*Task description*: Pick out the lines below with "Herzogstand" and list them.
○ ○ ○ ○ ○ ○ ○
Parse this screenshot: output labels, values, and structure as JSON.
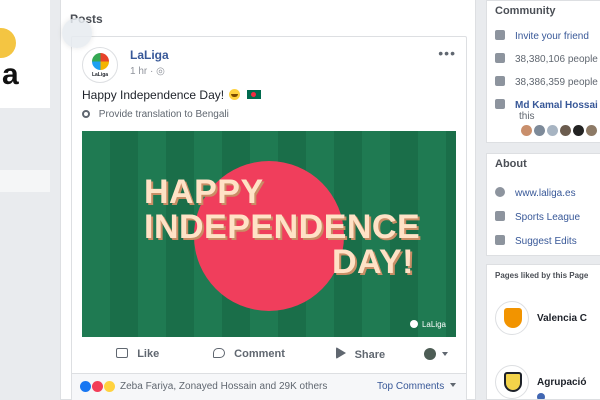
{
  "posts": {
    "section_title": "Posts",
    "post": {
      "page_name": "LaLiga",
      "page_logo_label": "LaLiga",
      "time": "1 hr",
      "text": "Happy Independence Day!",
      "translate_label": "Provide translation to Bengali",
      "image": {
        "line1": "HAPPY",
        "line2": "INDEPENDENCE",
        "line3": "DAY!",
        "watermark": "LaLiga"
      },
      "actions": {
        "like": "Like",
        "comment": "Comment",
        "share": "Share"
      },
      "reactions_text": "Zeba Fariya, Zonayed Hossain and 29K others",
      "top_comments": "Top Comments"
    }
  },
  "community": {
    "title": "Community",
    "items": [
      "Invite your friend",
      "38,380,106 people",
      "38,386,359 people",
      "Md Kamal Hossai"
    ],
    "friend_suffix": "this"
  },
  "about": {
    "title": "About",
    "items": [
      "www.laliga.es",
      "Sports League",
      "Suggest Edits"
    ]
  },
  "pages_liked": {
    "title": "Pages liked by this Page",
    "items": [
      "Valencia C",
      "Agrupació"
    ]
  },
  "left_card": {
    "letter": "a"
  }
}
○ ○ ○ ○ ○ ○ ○
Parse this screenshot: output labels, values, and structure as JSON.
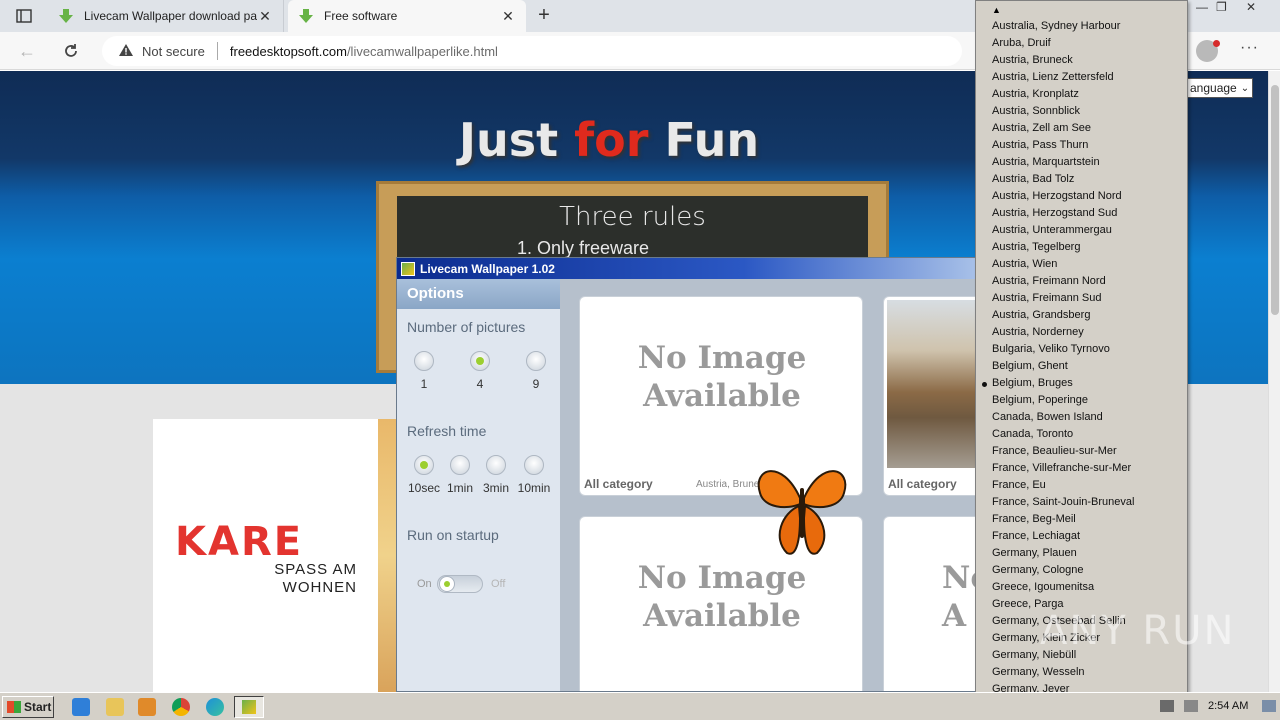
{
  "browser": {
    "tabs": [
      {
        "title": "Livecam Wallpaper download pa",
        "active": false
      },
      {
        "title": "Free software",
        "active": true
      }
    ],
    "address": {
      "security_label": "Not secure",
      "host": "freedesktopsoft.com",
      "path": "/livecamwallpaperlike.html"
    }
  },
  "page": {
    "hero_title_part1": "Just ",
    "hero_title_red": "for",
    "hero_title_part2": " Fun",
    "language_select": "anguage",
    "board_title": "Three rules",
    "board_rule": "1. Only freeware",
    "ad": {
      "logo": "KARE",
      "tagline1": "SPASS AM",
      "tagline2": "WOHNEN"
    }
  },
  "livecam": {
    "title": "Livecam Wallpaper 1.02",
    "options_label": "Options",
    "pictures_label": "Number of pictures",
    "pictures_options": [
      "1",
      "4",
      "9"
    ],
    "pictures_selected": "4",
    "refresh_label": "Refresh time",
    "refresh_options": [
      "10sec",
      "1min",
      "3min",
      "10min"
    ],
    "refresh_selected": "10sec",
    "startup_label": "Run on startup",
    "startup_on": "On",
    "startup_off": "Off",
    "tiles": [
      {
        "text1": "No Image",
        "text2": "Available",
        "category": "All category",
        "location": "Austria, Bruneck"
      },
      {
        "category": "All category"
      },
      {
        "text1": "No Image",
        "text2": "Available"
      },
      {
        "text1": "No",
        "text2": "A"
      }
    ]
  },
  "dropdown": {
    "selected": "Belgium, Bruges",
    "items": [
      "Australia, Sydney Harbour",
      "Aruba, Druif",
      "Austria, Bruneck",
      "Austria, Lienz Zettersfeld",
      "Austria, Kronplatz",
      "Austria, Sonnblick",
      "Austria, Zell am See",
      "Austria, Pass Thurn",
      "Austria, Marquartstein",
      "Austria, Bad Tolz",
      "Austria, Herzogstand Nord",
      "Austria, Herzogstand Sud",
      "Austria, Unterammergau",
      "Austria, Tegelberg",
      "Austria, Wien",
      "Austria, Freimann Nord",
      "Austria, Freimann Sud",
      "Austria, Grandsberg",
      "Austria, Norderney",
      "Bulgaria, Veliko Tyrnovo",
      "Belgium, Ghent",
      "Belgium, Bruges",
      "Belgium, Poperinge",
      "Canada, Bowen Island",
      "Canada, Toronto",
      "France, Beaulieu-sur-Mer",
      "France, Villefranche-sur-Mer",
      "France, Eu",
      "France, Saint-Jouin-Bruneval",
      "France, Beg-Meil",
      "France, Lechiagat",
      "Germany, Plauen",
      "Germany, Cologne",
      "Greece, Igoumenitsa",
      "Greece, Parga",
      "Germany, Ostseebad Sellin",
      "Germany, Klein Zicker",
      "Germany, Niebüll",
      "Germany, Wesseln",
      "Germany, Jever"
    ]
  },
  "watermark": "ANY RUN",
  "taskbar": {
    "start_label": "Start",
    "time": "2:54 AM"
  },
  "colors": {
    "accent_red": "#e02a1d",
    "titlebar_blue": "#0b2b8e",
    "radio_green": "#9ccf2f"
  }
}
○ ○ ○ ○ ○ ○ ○
*Answer*:
      "Austria, Herzogstand Nord",
      "Austria, Herzogstand Sud",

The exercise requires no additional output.